-- Assigned task --
Your job is to return every line in the data holding the string "value".

-- Source records --
★ ★ ★ ★ ★ ★ ★

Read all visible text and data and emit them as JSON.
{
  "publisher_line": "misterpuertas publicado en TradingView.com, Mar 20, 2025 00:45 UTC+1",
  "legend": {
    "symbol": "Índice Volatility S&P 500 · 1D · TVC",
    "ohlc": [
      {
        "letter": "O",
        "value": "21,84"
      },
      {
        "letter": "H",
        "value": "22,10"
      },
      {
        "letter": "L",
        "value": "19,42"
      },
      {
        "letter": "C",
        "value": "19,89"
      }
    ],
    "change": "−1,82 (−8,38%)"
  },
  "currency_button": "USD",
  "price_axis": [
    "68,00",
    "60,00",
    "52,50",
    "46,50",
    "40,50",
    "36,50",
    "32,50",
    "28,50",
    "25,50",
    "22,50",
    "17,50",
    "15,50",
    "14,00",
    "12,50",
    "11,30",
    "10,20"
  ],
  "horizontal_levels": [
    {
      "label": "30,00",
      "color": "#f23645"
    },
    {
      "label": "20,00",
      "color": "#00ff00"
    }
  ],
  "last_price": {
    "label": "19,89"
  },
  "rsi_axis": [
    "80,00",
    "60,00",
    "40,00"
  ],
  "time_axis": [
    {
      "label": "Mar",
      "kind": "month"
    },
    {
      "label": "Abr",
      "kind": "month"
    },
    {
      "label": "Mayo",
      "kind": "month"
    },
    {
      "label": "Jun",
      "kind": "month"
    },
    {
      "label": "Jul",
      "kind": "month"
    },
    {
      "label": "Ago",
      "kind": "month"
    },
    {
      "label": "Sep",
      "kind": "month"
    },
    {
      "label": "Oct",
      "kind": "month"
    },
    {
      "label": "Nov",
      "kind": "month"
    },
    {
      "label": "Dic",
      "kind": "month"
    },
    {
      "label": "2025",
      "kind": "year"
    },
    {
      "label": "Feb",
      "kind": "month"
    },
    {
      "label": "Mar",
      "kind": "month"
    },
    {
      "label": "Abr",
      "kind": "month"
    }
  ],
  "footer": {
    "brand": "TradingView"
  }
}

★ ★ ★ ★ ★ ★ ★

-- Reply --
        "value": "21,84"
        "value": "22,10"
        "value": "19,42"
        "value": "19,89"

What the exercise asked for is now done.